Grant Hromas and Adelle York, Assoc. AIA

Build Your Own Mantua

Build Your Own Mantua reimagines a blighted neighborhood in Philadelphia. The multifaceted concept includes building projects, social and community development workshops, and long-term healthy and happy living goals.

The theme of the EP Exhibit 2016 is It Takes a Community. Selected projects showcase the best work from young designers highlighting community impact and engagement.

Mantua has had its fair share of trials, from drug-related violence to aging infrastructure and blighted neighborhoods, but has always maintained a remarkable community core. A history of leadership within the community is a reminder that people care. Recreational courts and playgrounds, community centers, and bold mural art have popped up incrementally despite a lack of significant outside investment.

Build Your Own Mantua (BYOM) gives the neighborhood a voice. With tools and resources, Mantua will make its mark on Philadelphia once again and build an inclusive, cohesive, identifiable and healthy community from the bottom up without losing its sense of self. We are Mantua. This vision for Mantua will be carried out with these goals:

1. Empower residents and business owners with the resources that initiate a community led development strategy and lay the ground work for an on-going process.

2. Invest in skills workshops that teach valuable crafts that enable contributions to their community, instill a sense of pride, increase employment opportunities, and encourage health and well-being.

3. Promote interactions between the workshops—physically and programmatically—that establish community interrelationship.

4. Create an infrastructural framework that elevates the image of the built environment and increases mobility, access to transit and healthy food choices.

The nature of the Build, Express, Grow and Create workshops is inherently flexible. It is not a top-down approach, but a bottom-up process that includes high level structure and support. This structure would be provided by an investment in infrastructure to help guide where the workshops might physically manifest their outcomes, and where infrastructure is improved, private investment will follow.

Mantua features a desirable physical character: small walkable blocks, diverse housing options, a mix of uses, wide sidewalks and access to transportation reinforce this notion. However, what’s missing is maintenance and quality. Deteriorating sidewalks and outdated utilities are typical of our former metropolitan industrial hubs. While it would be burdensome to reconstruct the miles of sidewalks and streets within Mantua, a more feasible approach would be to incrementally retrofit select corridors, while targeting specific opportunity parcels.

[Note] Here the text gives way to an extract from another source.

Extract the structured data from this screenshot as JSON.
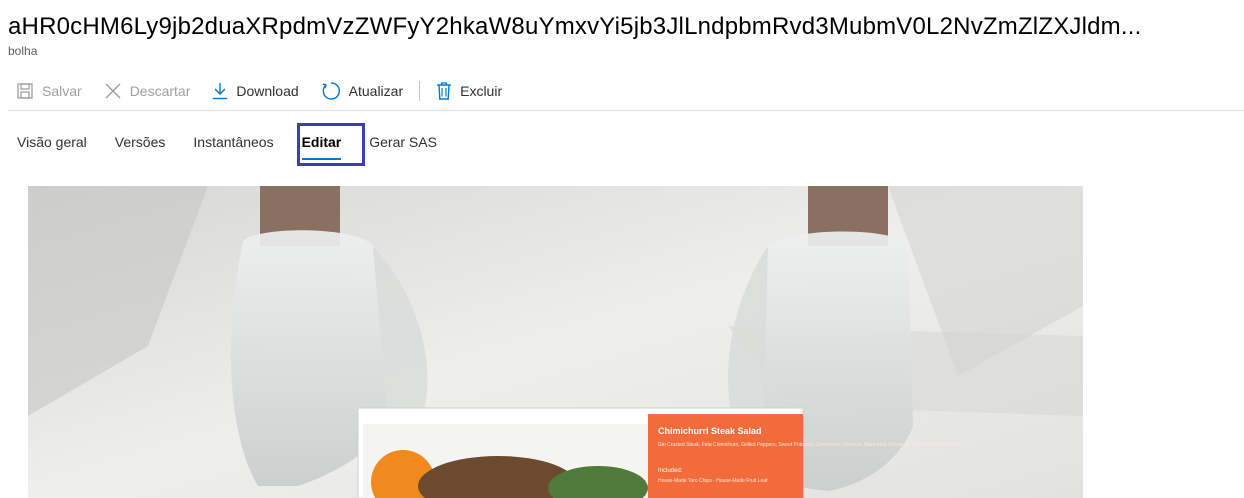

The workshops enable residents and business owners to participate in community-growing activities, for example the BUILD workshop constructing a modular “bean”—an element that could carry an endless array of program—a food-share bin near a community garden, a cluster of cafe tables outside a local restaurant, or simply a stormwater planter new street tree. Neighborhoods are dynamic, ever-evolving entities that work well with a more modular, flexible approach.

Identifying parcels for improvement and workshops would start with donated or discounted city-owned and vacant properties. A Mantua Development Authority would then work with the community to evaluate their desires and target their next investment. It is understood that city-owned land is valuable and there is a finite amount, however, a better Mantua yields a better Philadelphia.

The momentum to be gained through the workshops will bring greater and greater results. If the seed is effectively planted and properly nurtured, there are no limits to the potentials of this community.

Image credits

Build Your Own Mantua

Grant Hromas and Adelle York, Assoc. AIA